Question Five: Is it a lack of faith for a Christian to see a doctor?
The answer to this question is also found in James 5, “…to pray over him and anoint him with oil in the Name of the Lord.” In this verse we see the wonderful link in the Bible between faith and medicine – pray and anoint with oil. Pray means that we always seek God first for the answer to any need we may have. “Anoint” means “to pour or massage.” “Oil” in Bible times was often used for medicinal purposes (cf. Luke 10:34). God is not anti-doctors and medical science. In fact he chose Dr. Luke, the “beloved physician”, as one of His key church leaders and the author of Luke and Acts. Doctors and medically trained people can treat many conditions successfully; diagnose a condition so you can pray more specifically; and confirm that a healing has taken place. Many times Jesus told people to show themselves to the priests, the ones who could confirm a healing had happened and thus declare a person to be clean. Of course, Medical science still has its limitations. It is sometimes when doctors can’t help that God steps in.
Question Six: Should I throw away my medicines as a step of faith?
Simply “NO”, because doctors and medicine are ways that God heals people. It’s important to realize that many medicines are found in nature. God created them in the first place and people have merely discovered and refined what God placed in creation. The Bible says, “Every good and perfect gift is from above, coming down from the Father of the heavenly lights, who does not change like shifting shadows.” Medical science and healing professions and techniques are a good gift from God. It can be dangerous to take yourself off some medicines, so consult with your doctor first.
Question Seven: Are all illnesses, particularly mental illness, demonic in origin?
I’ve heard this question particularly amongst Pentecostal and charismatic Christians over the years and it shows a massive amount of ignorance of mental illnesses especially. Matthew 4:23-24 identifies various kinds of sickness and disease. People who were (1) ill with various diseases; (2) suffering severe pain; (3) Demon-possessed; (4) having seizures – sudden attacks of a particular disorder and (5) paralysed. These five categories cover the main areas of sickness, disease and various conditions that many people still face. Notice that demonic spirits harrassed some and that still happens today as well. The discerning person will prayerfully discover, often with the help of medical professionals, what the cause of a sickness is and then seek the best way to bring healing wherever possible. Labelling people who are sick or mentally ill as demon possessed, can often aggravate the distress that is already being experienced. It also brings unnecessary condemnation and anxiety to the one who is suffering, as well as to those who are caring for them.
If you are helping someone who is sick here are a few things to remember:
Don’t constantly ask them how they are.
Don’t ask if they are feeling better.
Don’t make every conversation about their sickness.
Don’t define a person by their condition.
Don’t quote Scripture verses at them.

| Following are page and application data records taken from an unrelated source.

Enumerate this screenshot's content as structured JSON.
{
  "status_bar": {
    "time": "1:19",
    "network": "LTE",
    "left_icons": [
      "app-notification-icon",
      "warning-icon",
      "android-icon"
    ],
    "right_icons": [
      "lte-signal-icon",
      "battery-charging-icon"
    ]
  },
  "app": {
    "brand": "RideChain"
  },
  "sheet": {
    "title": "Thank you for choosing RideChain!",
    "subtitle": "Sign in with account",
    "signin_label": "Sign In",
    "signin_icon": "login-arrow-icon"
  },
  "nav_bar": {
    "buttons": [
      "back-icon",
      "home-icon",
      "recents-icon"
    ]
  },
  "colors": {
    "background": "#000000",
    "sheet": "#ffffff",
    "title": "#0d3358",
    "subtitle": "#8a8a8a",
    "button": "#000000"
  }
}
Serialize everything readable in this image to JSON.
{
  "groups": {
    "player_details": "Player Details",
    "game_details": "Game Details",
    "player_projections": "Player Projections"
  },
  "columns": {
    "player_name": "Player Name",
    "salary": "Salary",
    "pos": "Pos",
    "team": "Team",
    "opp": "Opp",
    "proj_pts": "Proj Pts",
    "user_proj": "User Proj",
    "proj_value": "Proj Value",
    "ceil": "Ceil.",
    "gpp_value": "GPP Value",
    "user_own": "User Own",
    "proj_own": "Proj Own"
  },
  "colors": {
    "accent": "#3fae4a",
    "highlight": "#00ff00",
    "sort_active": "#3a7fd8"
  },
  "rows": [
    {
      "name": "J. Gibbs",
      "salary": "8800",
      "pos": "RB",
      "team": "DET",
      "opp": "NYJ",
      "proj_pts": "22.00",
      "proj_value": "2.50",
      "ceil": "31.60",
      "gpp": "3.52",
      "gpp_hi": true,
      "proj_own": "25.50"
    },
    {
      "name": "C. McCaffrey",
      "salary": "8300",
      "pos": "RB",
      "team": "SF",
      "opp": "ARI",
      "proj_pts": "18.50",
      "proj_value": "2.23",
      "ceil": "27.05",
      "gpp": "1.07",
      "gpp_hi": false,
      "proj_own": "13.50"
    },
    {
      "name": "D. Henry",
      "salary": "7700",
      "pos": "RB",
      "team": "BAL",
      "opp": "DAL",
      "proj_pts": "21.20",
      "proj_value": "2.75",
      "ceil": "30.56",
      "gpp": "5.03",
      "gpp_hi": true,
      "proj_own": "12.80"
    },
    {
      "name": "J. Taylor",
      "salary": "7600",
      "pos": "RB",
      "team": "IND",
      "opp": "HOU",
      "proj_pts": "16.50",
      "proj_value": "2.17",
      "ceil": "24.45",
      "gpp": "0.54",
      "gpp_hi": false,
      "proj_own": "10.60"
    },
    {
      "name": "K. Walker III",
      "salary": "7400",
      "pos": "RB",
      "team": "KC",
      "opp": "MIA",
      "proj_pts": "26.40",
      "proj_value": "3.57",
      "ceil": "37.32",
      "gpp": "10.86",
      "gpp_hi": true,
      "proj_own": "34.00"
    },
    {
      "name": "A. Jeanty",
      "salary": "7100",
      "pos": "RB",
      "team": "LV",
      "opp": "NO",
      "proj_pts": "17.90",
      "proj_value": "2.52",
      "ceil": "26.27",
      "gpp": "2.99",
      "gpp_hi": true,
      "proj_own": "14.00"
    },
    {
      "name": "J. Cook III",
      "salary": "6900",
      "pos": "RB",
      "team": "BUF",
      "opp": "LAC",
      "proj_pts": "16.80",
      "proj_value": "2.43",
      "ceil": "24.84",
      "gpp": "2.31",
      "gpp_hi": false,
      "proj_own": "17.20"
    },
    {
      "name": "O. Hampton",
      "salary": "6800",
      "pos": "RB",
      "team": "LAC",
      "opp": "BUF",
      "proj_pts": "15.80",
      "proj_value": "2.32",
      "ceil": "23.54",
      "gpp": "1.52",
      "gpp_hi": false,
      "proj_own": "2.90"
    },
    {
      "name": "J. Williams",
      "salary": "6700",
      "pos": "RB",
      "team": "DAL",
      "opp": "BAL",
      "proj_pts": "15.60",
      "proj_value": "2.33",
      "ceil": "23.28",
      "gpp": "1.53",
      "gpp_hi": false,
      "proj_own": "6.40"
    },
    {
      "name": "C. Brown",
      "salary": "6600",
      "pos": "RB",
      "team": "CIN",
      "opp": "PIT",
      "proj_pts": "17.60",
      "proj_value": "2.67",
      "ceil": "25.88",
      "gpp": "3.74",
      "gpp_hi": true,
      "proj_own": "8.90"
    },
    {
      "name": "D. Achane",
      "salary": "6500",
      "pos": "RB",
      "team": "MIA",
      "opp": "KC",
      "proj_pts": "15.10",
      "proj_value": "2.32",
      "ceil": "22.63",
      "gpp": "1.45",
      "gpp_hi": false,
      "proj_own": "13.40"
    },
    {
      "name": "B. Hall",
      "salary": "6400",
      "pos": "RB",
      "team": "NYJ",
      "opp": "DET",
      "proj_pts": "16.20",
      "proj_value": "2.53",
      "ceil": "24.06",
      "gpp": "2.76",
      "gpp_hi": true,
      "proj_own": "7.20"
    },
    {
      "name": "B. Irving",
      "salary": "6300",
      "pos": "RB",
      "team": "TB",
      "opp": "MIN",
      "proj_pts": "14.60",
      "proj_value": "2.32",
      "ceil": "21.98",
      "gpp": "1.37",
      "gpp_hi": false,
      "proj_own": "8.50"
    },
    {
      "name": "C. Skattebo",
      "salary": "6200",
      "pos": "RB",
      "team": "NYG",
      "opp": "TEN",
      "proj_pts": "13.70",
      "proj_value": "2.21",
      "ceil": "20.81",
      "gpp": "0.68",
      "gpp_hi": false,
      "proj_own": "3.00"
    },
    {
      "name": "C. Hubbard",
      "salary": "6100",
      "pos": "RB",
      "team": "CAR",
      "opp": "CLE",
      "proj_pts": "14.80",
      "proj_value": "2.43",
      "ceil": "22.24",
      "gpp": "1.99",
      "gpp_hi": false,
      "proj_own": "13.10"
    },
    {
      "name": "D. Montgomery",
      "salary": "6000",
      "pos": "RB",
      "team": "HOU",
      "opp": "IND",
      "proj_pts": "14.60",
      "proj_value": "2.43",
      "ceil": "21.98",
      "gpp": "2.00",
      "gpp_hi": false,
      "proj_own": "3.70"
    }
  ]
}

Let them find their own comfort in God.
Ask what they are believing for and then stand in agreement with them.
Weep with those who weep.
Let them know that you love them and are praying for them.
Don’t be guilty of over-caring. Look after yourself too.
If you visit someone who is sick don’t stay too long.
Find some practical ways to help.
Don’t offer advice that conflicts with medical professionals.
Don’t condemn people by making thoughtless statements.
Be kind, compassionate, loving, gentle and understanding.